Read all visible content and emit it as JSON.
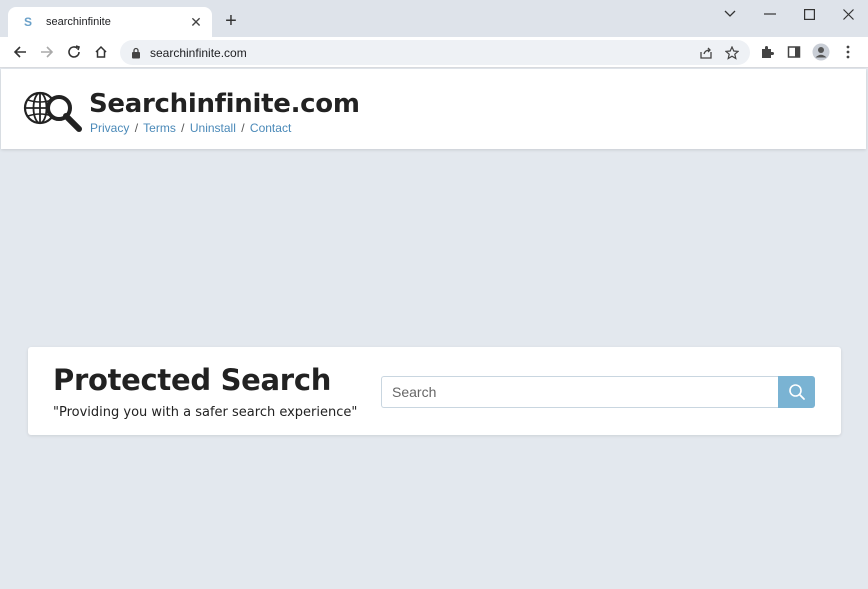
{
  "browser": {
    "tab_title": "searchinfinite",
    "tab_favicon": "S",
    "url": "searchinfinite.com",
    "icons": [
      "back-icon",
      "forward-icon",
      "reload-icon",
      "home-icon",
      "lock-icon",
      "share-icon",
      "star-icon",
      "extensions-icon",
      "side-panel-icon",
      "profile-icon",
      "menu-icon",
      "minimize-icon",
      "maximize-icon",
      "close-icon",
      "chevron-down-icon",
      "new-tab-icon"
    ]
  },
  "site": {
    "name": "Searchinfinite.com",
    "links": [
      "Privacy",
      "Terms",
      "Uninstall",
      "Contact"
    ],
    "separator": "/"
  },
  "card": {
    "title": "Protected Search",
    "subtitle": "\"Providing you with a safer search experience\"",
    "search_placeholder": "Search"
  },
  "colors": {
    "accent": "#7ab3d3",
    "link": "#4a89b8",
    "page_bg": "#e3e8ee"
  }
}
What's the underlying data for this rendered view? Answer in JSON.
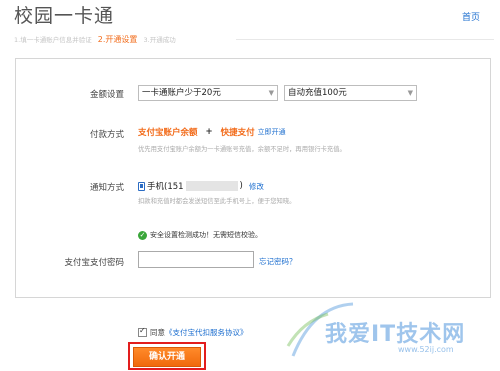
{
  "header": {
    "title": "校园一卡通",
    "home_link": "首页"
  },
  "steps": [
    {
      "label": "1.填一卡通账户信息并验证",
      "state": "done"
    },
    {
      "label": "2.开通设置",
      "state": "active"
    },
    {
      "label": "3.开通成功",
      "state": "pending"
    }
  ],
  "amount": {
    "label": "金额设置",
    "threshold_select": "一卡通账户少于20元",
    "recharge_select": "自动充值100元"
  },
  "payment": {
    "label": "付款方式",
    "option1": "支付宝账户余额",
    "plus": "+",
    "option2": "快捷支付",
    "open_link": "立即开通",
    "hint": "优先用支付宝账户余额为一卡通账号充值，余额不足时，再用银行卡充值。"
  },
  "notify": {
    "label": "通知方式",
    "phone_prefix": "手机(151",
    "phone_suffix": ")",
    "edit_link": "修改",
    "hint": "扣款和充值时都会发送短信至此手机号上，便于您知晓。"
  },
  "security": {
    "message": "安全设置检测成功！无需短信校验。"
  },
  "password": {
    "label": "支付宝支付密码",
    "value": "",
    "forgot_link": "忘记密码？"
  },
  "agreement": {
    "checked": true,
    "prefix": "同意",
    "protocol": "《支付宝代扣服务协议》"
  },
  "confirm_button": "确认开通",
  "watermark": {
    "text": "我爱IT技术网",
    "url": "www.52ij.com"
  },
  "colors": {
    "accent_orange": "#f26b1a",
    "link_blue": "#1e6fcf",
    "highlight_red": "#e21d1d",
    "success_green": "#3aa63a"
  }
}
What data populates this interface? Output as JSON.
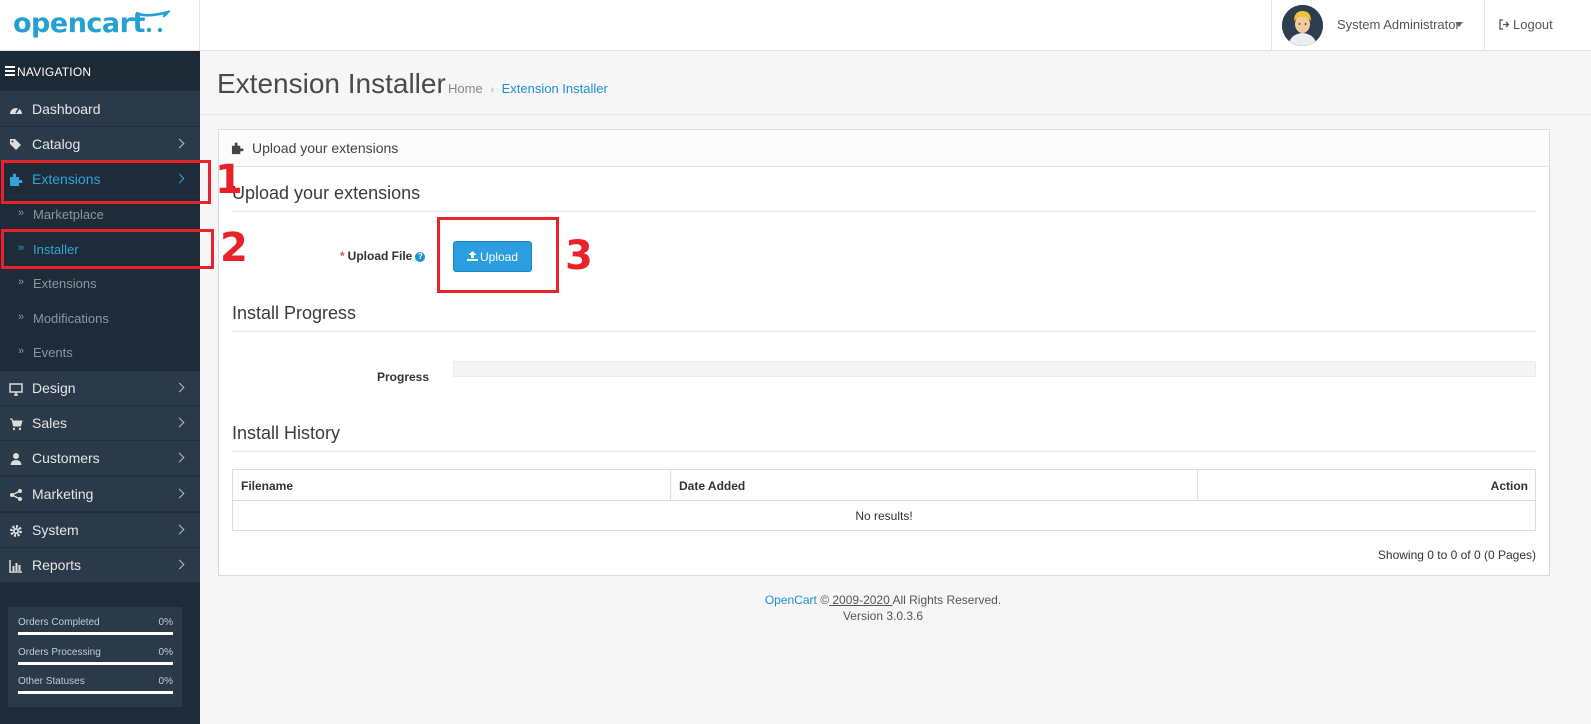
{
  "header": {
    "logo_text": "opencart",
    "user_name": "System Administrator",
    "logout_label": "Logout"
  },
  "sidebar": {
    "nav_title": "NAVIGATION",
    "items": [
      {
        "label": "Dashboard",
        "icon": "dashboard-icon"
      },
      {
        "label": "Catalog",
        "icon": "tags-icon"
      },
      {
        "label": "Extensions",
        "icon": "puzzle-icon",
        "active": true
      },
      {
        "label": "Design",
        "icon": "monitor-icon"
      },
      {
        "label": "Sales",
        "icon": "cart-icon"
      },
      {
        "label": "Customers",
        "icon": "user-icon"
      },
      {
        "label": "Marketing",
        "icon": "share-icon"
      },
      {
        "label": "System",
        "icon": "gear-icon"
      },
      {
        "label": "Reports",
        "icon": "bar-chart-icon"
      }
    ],
    "extensions_sub": [
      {
        "label": "Marketplace"
      },
      {
        "label": "Installer",
        "active": true
      },
      {
        "label": "Extensions"
      },
      {
        "label": "Modifications"
      },
      {
        "label": "Events"
      }
    ],
    "stats": [
      {
        "label": "Orders Completed",
        "percent": "0%"
      },
      {
        "label": "Orders Processing",
        "percent": "0%"
      },
      {
        "label": "Other Statuses",
        "percent": "0%"
      }
    ]
  },
  "page": {
    "title": "Extension Installer",
    "breadcrumb": [
      "Home",
      "Extension Installer"
    ]
  },
  "panel": {
    "heading": "Upload your extensions",
    "upload_section": "Upload your extensions",
    "upload_label": "Upload File",
    "required_mark": "*",
    "help_mark": "?",
    "upload_button": "Upload",
    "progress_section": "Install Progress",
    "progress_label": "Progress",
    "progress_value": 0,
    "history_section": "Install History",
    "table_headers": [
      "Filename",
      "Date Added",
      "Action"
    ],
    "no_results": "No results!",
    "pagination": "Showing 0 to 0 of 0 (0 Pages)"
  },
  "footer": {
    "brand": "OpenCart",
    "copyright_symbol": "©",
    "years": " 2009-2020 ",
    "rights": "All Rights Reserved.",
    "version": "Version 3.0.3.6"
  },
  "annotations": {
    "colors": {
      "callout": "#e8212b",
      "accent": "#1e91cf",
      "sidebar": "#1e2b38"
    },
    "callouts": [
      "1",
      "2",
      "3"
    ]
  }
}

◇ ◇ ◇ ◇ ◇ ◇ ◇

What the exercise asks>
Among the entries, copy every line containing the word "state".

Output for this task>
      "state": "done"
      "state": "active"
      "state": "pending"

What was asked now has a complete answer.